If you like the idea of Belle and Sebastian’s Stuart Murdoch writing a rock operetta for a band comprised of three female vocalists in an effort to replicate the sound of 1950s girl groups, with lush orchestration provided by members of Belle and Sebastian—in other words, if you already have an uncritical affinity for the Belle and Sebastian sound, and are comfortable with that same sound frosted with an additional layer of pink icing, and are ready to lie back, eyes closed, in the bubblegum bubblebath of sweet naivete with enough musical complexity to distract you from your mortgage payments but not so much that you have to furrow your brow in jazz anxiety, then this is for you. But if you are that person, then you already knew that.

Warning: this is not punk rock.

Those Darlins

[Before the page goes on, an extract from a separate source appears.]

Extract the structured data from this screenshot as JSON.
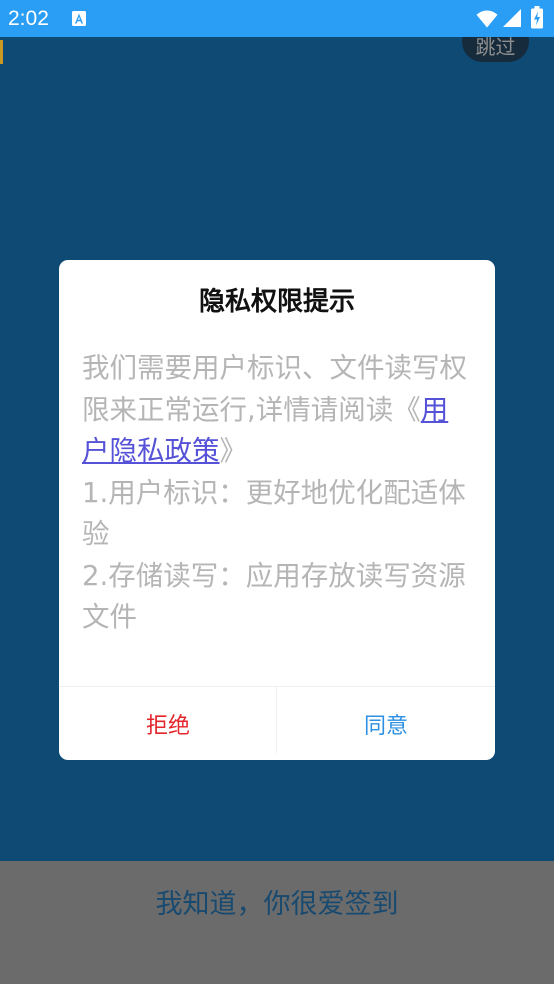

Wickid country. But not at all what I thought it would be. It’s rocking, youthful, and fun, and the voices of Nikki, Jessi, and Kelley Darlin sound less like Dolly Parton than they do the Chipmunks. In other words, country music is a departure point for this band, not a destination. Like the Avett Brothers, they have taken a uniquely and tritely American musical genre and morphed it into something kind of disarming, weird, and spastic—in a word, expressive. Heck, y’all, I don’t much cotton to country, or even western, but I dig this disc. There is no doubt that these three ladies could kick the tar out of Catherine, Brittany, and Dina from God Help the Girl. DUI or die!

Paul Kotheimer: Familiar E.P.

The new EP by local musical Swiss army knife Paul Kotheimer takes a turn for the personal away from his recent turn to the political that followed his turn to the fictional. Though enough fragments of his earlier directions are here to satisfy those of us who have followed his development, a development it is. He confesses to stealing a satchel of money from the Bagdad green zone, fails to kill a spider in the shower, and delivers a sad lecture on modernist poet Louis Zukovsky. There is some exciting trumpet playing by David Tcheng, appropriate use of an eighties Juno synthesizer, and—don’t you know—precise acoustic guitar and a cover of a Rich Krueger song, without which no Kotheimer production would be complete. At the center of all this is Paul’s pitch-perfect pipes exhibiting a crafty control of dynamics, timbre, emotion, and the secret weapon that makes him stand out from his peers: notes. The latest chapter in Paul’s canon would also serve as an excellent introduction to newcomers. It’s available in a limited-edition CD pressing. And (hint) the EP is just the right length to put on while washing dishes: it ends in time to let the worst pots and pans “soak.”